* **Your assignment**: So that the copy matches the original, write out every entry exactly.
━━━
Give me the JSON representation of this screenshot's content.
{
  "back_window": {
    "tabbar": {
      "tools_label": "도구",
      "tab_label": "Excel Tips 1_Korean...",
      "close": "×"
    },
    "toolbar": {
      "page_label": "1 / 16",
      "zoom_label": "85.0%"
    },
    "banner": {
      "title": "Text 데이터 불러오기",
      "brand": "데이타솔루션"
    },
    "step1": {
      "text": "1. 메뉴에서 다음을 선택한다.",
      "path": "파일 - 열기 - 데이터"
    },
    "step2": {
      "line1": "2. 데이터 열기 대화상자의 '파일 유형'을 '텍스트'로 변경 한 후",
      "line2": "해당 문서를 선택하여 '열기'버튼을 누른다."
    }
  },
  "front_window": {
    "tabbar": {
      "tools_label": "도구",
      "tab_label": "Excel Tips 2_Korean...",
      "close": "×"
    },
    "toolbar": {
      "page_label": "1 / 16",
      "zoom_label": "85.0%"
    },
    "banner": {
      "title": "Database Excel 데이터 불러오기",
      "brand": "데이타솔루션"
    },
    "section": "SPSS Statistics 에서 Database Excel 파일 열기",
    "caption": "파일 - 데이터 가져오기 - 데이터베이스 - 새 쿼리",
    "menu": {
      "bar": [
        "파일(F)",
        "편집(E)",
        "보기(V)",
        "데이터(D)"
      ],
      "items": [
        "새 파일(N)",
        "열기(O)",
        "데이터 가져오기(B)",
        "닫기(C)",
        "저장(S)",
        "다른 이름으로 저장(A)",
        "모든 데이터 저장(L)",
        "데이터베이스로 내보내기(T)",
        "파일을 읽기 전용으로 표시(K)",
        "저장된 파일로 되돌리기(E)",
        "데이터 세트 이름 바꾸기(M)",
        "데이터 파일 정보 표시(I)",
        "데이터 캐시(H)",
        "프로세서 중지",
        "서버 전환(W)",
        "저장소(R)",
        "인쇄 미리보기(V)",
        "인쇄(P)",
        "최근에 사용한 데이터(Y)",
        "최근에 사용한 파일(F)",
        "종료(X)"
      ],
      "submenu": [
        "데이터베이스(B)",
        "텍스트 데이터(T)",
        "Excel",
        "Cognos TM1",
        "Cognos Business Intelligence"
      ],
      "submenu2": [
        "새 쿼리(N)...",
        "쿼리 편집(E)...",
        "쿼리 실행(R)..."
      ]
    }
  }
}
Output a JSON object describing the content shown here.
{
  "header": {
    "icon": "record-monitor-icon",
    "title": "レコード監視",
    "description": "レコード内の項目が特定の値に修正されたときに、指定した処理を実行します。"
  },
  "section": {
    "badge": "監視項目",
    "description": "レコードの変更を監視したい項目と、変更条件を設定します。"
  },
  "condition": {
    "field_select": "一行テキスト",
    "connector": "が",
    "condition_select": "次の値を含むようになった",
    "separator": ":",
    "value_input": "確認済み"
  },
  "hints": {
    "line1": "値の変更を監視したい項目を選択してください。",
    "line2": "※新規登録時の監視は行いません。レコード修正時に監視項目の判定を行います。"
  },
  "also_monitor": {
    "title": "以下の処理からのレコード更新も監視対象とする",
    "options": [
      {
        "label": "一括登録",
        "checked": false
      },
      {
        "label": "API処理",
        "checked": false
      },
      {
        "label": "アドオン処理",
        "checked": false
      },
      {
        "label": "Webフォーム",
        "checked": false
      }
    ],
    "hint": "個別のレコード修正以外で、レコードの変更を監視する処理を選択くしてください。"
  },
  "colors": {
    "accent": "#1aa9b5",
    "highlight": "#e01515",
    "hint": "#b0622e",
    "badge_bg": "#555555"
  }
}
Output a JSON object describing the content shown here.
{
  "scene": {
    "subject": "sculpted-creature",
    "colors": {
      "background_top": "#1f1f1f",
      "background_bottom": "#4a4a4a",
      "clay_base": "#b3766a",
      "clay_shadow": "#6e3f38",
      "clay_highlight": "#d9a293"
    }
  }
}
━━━
* **Task response**:
Give me the JSON representation of this screenshot's content.
{
  "back_window": {
    "tabbar": {
      "tools_label": "도구",
      "tab_label": "Excel Tips 1_Korean...",
      "close": "×"
    },
    "toolbar": {
      "page_label": "1 / 16",
      "zoom_label": "85.0%"
    },
    "banner": {
      "title": "Text 데이터 불러오기",
      "brand": "데이타솔루션"
    },
    "step1": {
      "text": "1. 메뉴에서 다음을 선택한다.",
      "path": "파일 - 열기 - 데이터"
    },
    "step2": {
      "line1": "2. 데이터 열기 대화상자의 '파일 유형'을 '텍스트'로 변경 한 후",
      "line2": "해당 문서를 선택하여 '열기'버튼을 누른다."
    }
  },
  "front_window": {
    "tabbar": {
      "tools_label": "도구",
      "tab_label": "Excel Tips 2_Korean...",
      "close": "×"
    },
    "toolbar": {
      "page_label": "1 / 16",
      "zoom_label": "85.0%"
    },
    "banner": {
      "title": "Database Excel 데이터 불러오기",
      "brand": "데이타솔루션"
    },
    "section": "SPSS Statistics 에서 Database Excel 파일 열기",
    "caption": "파일 - 데이터 가져오기 - 데이터베이스 - 새 쿼리",
    "menu": {
      "bar": [
        "파일(F)",
        "편집(E)",
        "보기(V)",
        "데이터(D)"
      ],
      "items": [
        "새 파일(N)",
        "열기(O)",
        "데이터 가져오기(B)",
        "닫기(C)",
        "저장(S)",
        "다른 이름으로 저장(A)",
        "모든 데이터 저장(L)",
        "데이터베이스로 내보내기(T)",
        "파일을 읽기 전용으로 표시(K)",
        "저장된 파일로 되돌리기(E)",
        "데이터 세트 이름 바꾸기(M)",
        "데이터 파일 정보 표시(I)",
        "데이터 캐시(H)",
        "프로세서 중지",
        "서버 전환(W)",
        "저장소(R)",
        "인쇄 미리보기(V)",
        "인쇄(P)",
        "최근에 사용한 데이터(Y)",
        "최근에 사용한 파일(F)",
        "종료(X)"
      ],
      "submenu": [
        "데이터베이스(B)",
        "텍스트 데이터(T)",
        "Excel",
        "Cognos TM1",
        "Cognos Business Intelligence"
      ],
      "submenu2": [
        "새 쿼리(N)...",
        "쿼리 편집(E)...",
        "쿼리 실행(R)..."
      ]
    }
  }
}
Output a JSON object describing the content shown here.
{
  "header": {
    "icon": "record-monitor-icon",
    "title": "レコード監視",
    "description": "レコード内の項目が特定の値に修正されたときに、指定した処理を実行します。"
  },
  "section": {
    "badge": "監視項目",
    "description": "レコードの変更を監視したい項目と、変更条件を設定します。"
  },
  "condition": {
    "field_select": "一行テキスト",
    "connector": "が",
    "condition_select": "次の値を含むようになった",
    "separator": ":",
    "value_input": "確認済み"
  },
  "hints": {
    "line1": "値の変更を監視したい項目を選択してください。",
    "line2": "※新規登録時の監視は行いません。レコード修正時に監視項目の判定を行います。"
  },
  "also_monitor": {
    "title": "以下の処理からのレコード更新も監視対象とする",
    "options": [
      {
        "label": "一括登録",
        "checked": false
      },
      {
        "label": "API処理",
        "checked": false
      },
      {
        "label": "アドオン処理",
        "checked": false
      },
      {
        "label": "Webフォーム",
        "checked": false
      }
    ],
    "hint": "個別のレコード修正以外で、レコードの変更を監視する処理を選択くしてください。"
  },
  "colors": {
    "accent": "#1aa9b5",
    "highlight": "#e01515",
    "hint": "#b0622e",
    "badge_bg": "#555555"
  }
}
Output a JSON object describing the content shown here.
{
  "scene": {
    "subject": "sculpted-creature",
    "colors": {
      "background_top": "#1f1f1f",
      "background_bottom": "#4a4a4a",
      "clay_base": "#b3766a",
      "clay_shadow": "#6e3f38",
      "clay_highlight": "#d9a293"
    }
  }
}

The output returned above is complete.